All this week Orlando Magic Daily will be taking a look at the things that went right and wrong this season as Orlando fell short of a second straight trip to the NBA Finals and the franchise’s first NBA title.
Dwight Howard’s numbers were down across the board this season. He went from 20.6 points per game, 13.2 rebounds per game and 2.8 blocks per game to 17.5 points per game, 12.7 rebounds per game and 2.1 blocks per game. From a pure numbers standpoint, Howard did worse than last year.
But there is more to Howard than his numbers. And since he is far from his prime, Howard’s progress is judged by how his team does. And even in this he did worse than last season. Orlando fell short of the Finals, and Howard made it sound like he was accountable for the team’s ultimate shortcomings while he also held his teammates accountable.
The Boston series was a true growing moment for the young superstar, one that he will again carry with him into the postseason. Like last year when Howard and Jameer Nelson sat and watched the Lakers celebrate a title at Amway Arena, this series with the Celtics will be forever burned into his memory and push him this offseason.
Howard showed throughout the season what kind of leader he can eventually be — both on and off the court. Orlando was the only team out of the Eastern Conference’s “Big Three” to match its record from last season. Considering all the changes the team made, that was quite an accomplishment.
Howard sacrificed his numbers to help integrate his new teammates and keep this team churning. But he still had the same dominant impact he had last year in winning his second consecutive Defensive Player of the Year Award. His offensive rating and defensive rating remained the same as it did last season and he increased his rebounding percentage from last year, according to Basketball-Reference.
Howard showed progressively as the season went on that his offensive game can be more than dunks and put backs. He displayed his running hook and began to show counter moves and really begin to dominate defenses. He even brought out his jumper on occasions (although he never felt comfortable going back to it).
Dwight also started to play better against the defenders he has always struggled with. He had big performances in the Conference Finals against his nemesis Kendrick Perkins and Rasheed Wallace, finishing the series with 21.8 points per game and 10.8 rebounds per game.

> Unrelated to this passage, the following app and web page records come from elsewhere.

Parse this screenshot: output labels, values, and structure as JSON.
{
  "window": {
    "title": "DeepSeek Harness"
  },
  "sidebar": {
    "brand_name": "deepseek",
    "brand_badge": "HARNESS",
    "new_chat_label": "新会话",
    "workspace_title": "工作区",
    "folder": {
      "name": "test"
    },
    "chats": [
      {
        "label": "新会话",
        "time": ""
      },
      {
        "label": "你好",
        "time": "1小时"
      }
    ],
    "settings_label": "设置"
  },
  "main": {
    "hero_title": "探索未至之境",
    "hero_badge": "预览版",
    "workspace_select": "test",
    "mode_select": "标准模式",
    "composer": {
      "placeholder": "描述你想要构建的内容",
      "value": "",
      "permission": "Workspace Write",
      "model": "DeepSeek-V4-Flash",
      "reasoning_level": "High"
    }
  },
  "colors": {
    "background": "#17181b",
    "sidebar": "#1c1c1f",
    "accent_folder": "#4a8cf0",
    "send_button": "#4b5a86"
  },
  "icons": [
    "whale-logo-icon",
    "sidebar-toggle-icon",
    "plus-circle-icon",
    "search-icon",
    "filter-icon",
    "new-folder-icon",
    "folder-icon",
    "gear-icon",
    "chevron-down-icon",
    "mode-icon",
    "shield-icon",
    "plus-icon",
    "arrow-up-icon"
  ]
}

He still had his shortcomings this season. He got into foul trouble in several games and let the referees affect him. He led the league in technical fouls and was nearly suspended for accumulating too many.
But when his team needed him, Howard stepped up. He is becoming quite the player and leader of this team. It is not too far-fetched to think next year will be the year he really makes the offensive leap fans have been waiting for.